To do: Which lines in the records below contain the word "this"? Copy each one.

Items from a dataset:
__________
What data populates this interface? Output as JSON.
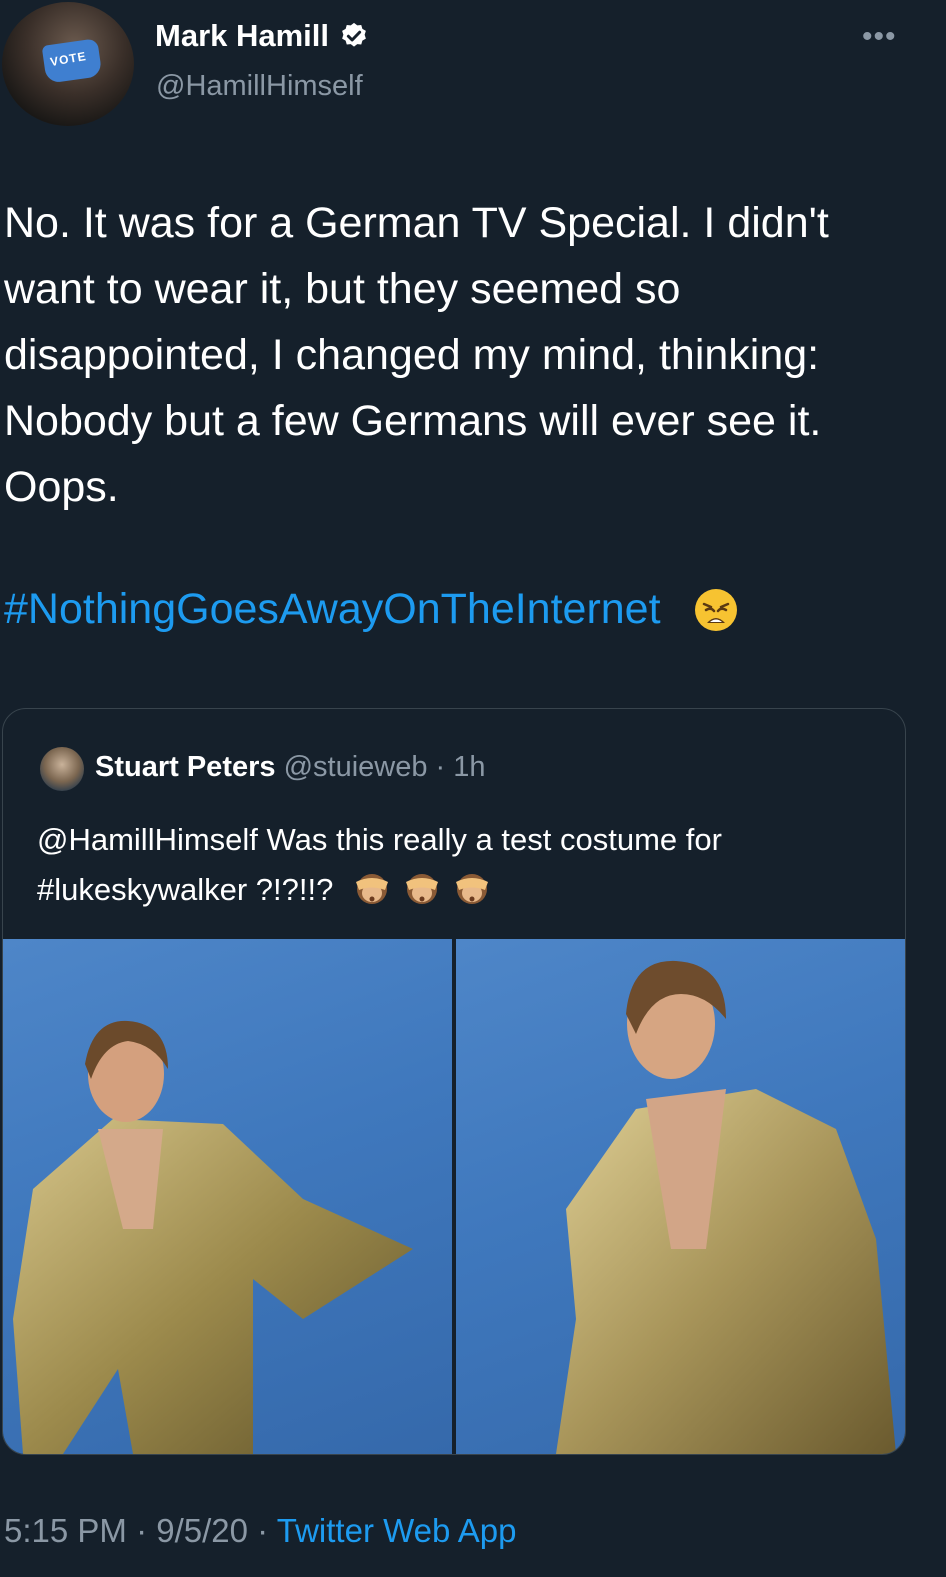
{
  "author": {
    "display_name": "Mark Hamill",
    "handle": "@HamillHimself",
    "avatar_mask_text": "VOTE"
  },
  "tweet": {
    "text": "No. It was for a German TV Special. I didn't want to wear it, but they seemed so disappointed, I changed my mind, thinking: Nobody but a few Germans will ever see it. Oops.",
    "hashtag": "#NothingGoesAwayOnTheInternet"
  },
  "quoted_tweet": {
    "display_name": "Stuart Peters",
    "handle": "@stuieweb",
    "separator": "·",
    "time": "1h",
    "text": "@HamillHimself Was this really a test costume for #lukeskywalker ?!?!!?"
  },
  "footer": {
    "time": "5:15 PM",
    "separator1": "·",
    "date": "9/5/20",
    "separator2": "·",
    "source": "Twitter Web App"
  },
  "icons": {
    "verified": "verified-badge-icon",
    "more": "more-options-icon",
    "weary_face": "weary-face-emoji",
    "see_no_evil": "see-no-evil-monkey-emoji"
  },
  "colors": {
    "background": "#15202b",
    "accent": "#1d9bf0",
    "secondary_text": "#8b98a5",
    "border": "#38444d"
  }
}
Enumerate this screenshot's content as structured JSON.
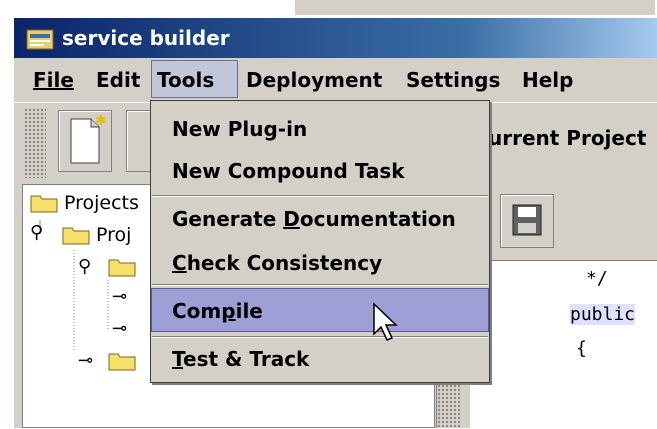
{
  "window": {
    "title": "service builder"
  },
  "menu": [
    {
      "label": "File",
      "mnemonic_index": 0
    },
    {
      "label": "Edit",
      "mnemonic_index": 0
    },
    {
      "label": "Tools",
      "mnemonic_index": 0,
      "active": true
    },
    {
      "label": "Deployment",
      "mnemonic_index": 0
    },
    {
      "label": "Settings",
      "mnemonic_index": 0
    },
    {
      "label": "Help",
      "mnemonic_index": 0
    }
  ],
  "toolbar": {
    "current_project_label": "urrent Project"
  },
  "tree": {
    "root_label": "Projects",
    "child_label": "Proj"
  },
  "code": {
    "line1": "*/",
    "line2": "public",
    "line3": "{"
  },
  "tools_menu": {
    "items": [
      {
        "label": "New Plug-in"
      },
      {
        "label": "New Compound Task"
      },
      {
        "label": "Generate Documentation",
        "mnemonic": "D"
      },
      {
        "label": "Check Consistency",
        "mnemonic": "C"
      },
      {
        "label": "Compile",
        "mnemonic": "p",
        "highlighted": true
      },
      {
        "label": "Test & Track",
        "mnemonic": "T"
      }
    ]
  },
  "colors": {
    "menu_highlight": "#9d9fd6",
    "window_bg": "#d4d0c8",
    "titlebar": "#0a246a"
  }
}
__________
Written solution:
What data populates this interface? Output as JSON.
    "text": "@HamillHimself Was this really a test costume for #lukeskywalker ?!?!!?"
Enumerate this screenshot's content as structured JSON.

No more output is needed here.